Items from a dataset
-- Opening Marker --

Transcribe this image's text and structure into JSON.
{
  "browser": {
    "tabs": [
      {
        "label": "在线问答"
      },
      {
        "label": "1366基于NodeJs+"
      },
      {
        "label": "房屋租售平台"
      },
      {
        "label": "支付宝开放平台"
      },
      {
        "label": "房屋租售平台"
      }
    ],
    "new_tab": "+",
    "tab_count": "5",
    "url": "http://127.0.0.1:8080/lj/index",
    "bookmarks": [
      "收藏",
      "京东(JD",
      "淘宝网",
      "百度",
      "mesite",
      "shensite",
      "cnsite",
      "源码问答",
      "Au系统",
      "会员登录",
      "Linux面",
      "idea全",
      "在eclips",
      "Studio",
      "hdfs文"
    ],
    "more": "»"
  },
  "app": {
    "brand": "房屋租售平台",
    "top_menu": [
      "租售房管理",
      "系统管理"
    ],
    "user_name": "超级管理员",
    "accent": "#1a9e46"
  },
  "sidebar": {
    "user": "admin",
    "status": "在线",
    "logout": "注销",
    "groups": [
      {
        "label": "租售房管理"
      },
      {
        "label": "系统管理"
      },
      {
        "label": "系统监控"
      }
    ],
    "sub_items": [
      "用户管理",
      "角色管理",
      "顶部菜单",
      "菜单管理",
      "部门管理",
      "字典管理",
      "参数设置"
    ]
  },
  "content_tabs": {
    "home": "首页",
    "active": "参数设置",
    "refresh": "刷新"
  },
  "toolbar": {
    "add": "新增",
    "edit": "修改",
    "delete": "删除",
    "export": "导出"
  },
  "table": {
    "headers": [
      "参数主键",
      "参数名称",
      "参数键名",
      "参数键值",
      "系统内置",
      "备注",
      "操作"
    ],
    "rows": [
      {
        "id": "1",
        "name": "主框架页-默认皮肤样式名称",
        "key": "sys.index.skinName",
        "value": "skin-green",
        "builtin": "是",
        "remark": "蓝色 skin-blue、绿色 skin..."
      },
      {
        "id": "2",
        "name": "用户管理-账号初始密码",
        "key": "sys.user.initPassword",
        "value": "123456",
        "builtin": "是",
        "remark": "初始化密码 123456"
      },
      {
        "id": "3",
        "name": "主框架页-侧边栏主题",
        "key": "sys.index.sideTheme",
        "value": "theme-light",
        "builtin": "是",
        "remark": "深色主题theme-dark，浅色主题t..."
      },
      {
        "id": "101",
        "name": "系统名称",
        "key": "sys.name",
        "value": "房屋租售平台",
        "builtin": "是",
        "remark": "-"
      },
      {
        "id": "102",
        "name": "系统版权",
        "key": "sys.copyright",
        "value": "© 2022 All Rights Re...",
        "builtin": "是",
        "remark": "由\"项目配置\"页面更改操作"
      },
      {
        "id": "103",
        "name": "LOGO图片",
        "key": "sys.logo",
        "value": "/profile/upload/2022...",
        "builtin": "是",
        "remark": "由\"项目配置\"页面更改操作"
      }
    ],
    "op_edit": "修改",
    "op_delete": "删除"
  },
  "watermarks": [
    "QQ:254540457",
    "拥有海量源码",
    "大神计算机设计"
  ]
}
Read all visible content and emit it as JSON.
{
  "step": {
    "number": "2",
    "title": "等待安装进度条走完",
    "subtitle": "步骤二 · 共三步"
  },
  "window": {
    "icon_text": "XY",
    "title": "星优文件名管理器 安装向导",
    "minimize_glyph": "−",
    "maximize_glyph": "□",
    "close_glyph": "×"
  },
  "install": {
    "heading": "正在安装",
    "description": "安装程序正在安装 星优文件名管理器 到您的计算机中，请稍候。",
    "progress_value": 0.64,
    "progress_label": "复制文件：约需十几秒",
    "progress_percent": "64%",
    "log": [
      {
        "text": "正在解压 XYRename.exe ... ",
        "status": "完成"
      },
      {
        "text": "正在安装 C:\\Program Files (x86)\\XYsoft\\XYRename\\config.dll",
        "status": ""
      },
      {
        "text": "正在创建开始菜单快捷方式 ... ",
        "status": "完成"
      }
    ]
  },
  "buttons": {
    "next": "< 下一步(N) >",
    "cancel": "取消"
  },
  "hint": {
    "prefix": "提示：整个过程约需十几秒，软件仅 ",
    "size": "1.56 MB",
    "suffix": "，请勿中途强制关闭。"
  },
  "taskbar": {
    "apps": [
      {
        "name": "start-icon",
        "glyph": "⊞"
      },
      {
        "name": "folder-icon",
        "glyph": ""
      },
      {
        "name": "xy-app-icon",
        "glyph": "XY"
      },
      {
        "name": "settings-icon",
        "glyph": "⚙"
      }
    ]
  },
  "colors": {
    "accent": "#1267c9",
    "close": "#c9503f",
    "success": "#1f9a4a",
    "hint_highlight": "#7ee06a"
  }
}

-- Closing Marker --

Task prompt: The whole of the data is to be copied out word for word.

Solution:
Transcribe this image's text and structure into JSON.
{
  "browser": {
    "tabs": [
      {
        "label": "在线问答"
      },
      {
        "label": "1366基于NodeJs+"
      },
      {
        "label": "房屋租售平台"
      },
      {
        "label": "支付宝开放平台"
      },
      {
        "label": "房屋租售平台"
      }
    ],
    "new_tab": "+",
    "tab_count": "5",
    "url": "http://127.0.0.1:8080/lj/index",
    "bookmarks": [
      "收藏",
      "京东(JD",
      "淘宝网",
      "百度",
      "mesite",
      "shensite",
      "cnsite",
      "源码问答",
      "Au系统",
      "会员登录",
      "Linux面",
      "idea全",
      "在eclips",
      "Studio",
      "hdfs文"
    ],
    "more": "»"
  },
  "app": {
    "brand": "房屋租售平台",
    "top_menu": [
      "租售房管理",
      "系统管理"
    ],
    "user_name": "超级管理员",
    "accent": "#1a9e46"
  },
  "sidebar": {
    "user": "admin",
    "status": "在线",
    "logout": "注销",
    "groups": [
      {
        "label": "租售房管理"
      },
      {
        "label": "系统管理"
      },
      {
        "label": "系统监控"
      }
    ],
    "sub_items": [
      "用户管理",
      "角色管理",
      "顶部菜单",
      "菜单管理",
      "部门管理",
      "字典管理",
      "参数设置"
    ]
  },
  "content_tabs": {
    "home": "首页",
    "active": "参数设置",
    "refresh": "刷新"
  },
  "toolbar": {
    "add": "新增",
    "edit": "修改",
    "delete": "删除",
    "export": "导出"
  },
  "table": {
    "headers": [
      "参数主键",
      "参数名称",
      "参数键名",
      "参数键值",
      "系统内置",
      "备注",
      "操作"
    ],
    "rows": [
      {
        "id": "1",
        "name": "主框架页-默认皮肤样式名称",
        "key": "sys.index.skinName",
        "value": "skin-green",
        "builtin": "是",
        "remark": "蓝色 skin-blue、绿色 skin..."
      },
      {
        "id": "2",
        "name": "用户管理-账号初始密码",
        "key": "sys.user.initPassword",
        "value": "123456",
        "builtin": "是",
        "remark": "初始化密码 123456"
      },
      {
        "id": "3",
        "name": "主框架页-侧边栏主题",
        "key": "sys.index.sideTheme",
        "value": "theme-light",
        "builtin": "是",
        "remark": "深色主题theme-dark，浅色主题t..."
      },
      {
        "id": "101",
        "name": "系统名称",
        "key": "sys.name",
        "value": "房屋租售平台",
        "builtin": "是",
        "remark": "-"
      },
      {
        "id": "102",
        "name": "系统版权",
        "key": "sys.copyright",
        "value": "© 2022 All Rights Re...",
        "builtin": "是",
        "remark": "由\"项目配置\"页面更改操作"
      },
      {
        "id": "103",
        "name": "LOGO图片",
        "key": "sys.logo",
        "value": "/profile/upload/2022...",
        "builtin": "是",
        "remark": "由\"项目配置\"页面更改操作"
      }
    ],
    "op_edit": "修改",
    "op_delete": "删除"
  },
  "watermarks": [
    "QQ:254540457",
    "拥有海量源码",
    "大神计算机设计"
  ]
}
Read all visible content and emit it as JSON.
{
  "step": {
    "number": "2",
    "title": "等待安装进度条走完",
    "subtitle": "步骤二 · 共三步"
  },
  "window": {
    "icon_text": "XY",
    "title": "星优文件名管理器 安装向导",
    "minimize_glyph": "−",
    "maximize_glyph": "□",
    "close_glyph": "×"
  },
  "install": {
    "heading": "正在安装",
    "description": "安装程序正在安装 星优文件名管理器 到您的计算机中，请稍候。",
    "progress_value": 0.64,
    "progress_label": "复制文件：约需十几秒",
    "progress_percent": "64%",
    "log": [
      {
        "text": "正在解压 XYRename.exe ... ",
        "status": "完成"
      },
      {
        "text": "正在安装 C:\\Program Files (x86)\\XYsoft\\XYRename\\config.dll",
        "status": ""
      },
      {
        "text": "正在创建开始菜单快捷方式 ... ",
        "status": "完成"
      }
    ]
  },
  "buttons": {
    "next": "< 下一步(N) >",
    "cancel": "取消"
  },
  "hint": {
    "prefix": "提示：整个过程约需十几秒，软件仅 ",
    "size": "1.56 MB",
    "suffix": "，请勿中途强制关闭。"
  },
  "taskbar": {
    "apps": [
      {
        "name": "start-icon",
        "glyph": "⊞"
      },
      {
        "name": "folder-icon",
        "glyph": ""
      },
      {
        "name": "xy-app-icon",
        "glyph": "XY"
      },
      {
        "name": "settings-icon",
        "glyph": "⚙"
      }
    ]
  },
  "colors": {
    "accent": "#1267c9",
    "close": "#c9503f",
    "success": "#1f9a4a",
    "hint_highlight": "#7ee06a"
  }
}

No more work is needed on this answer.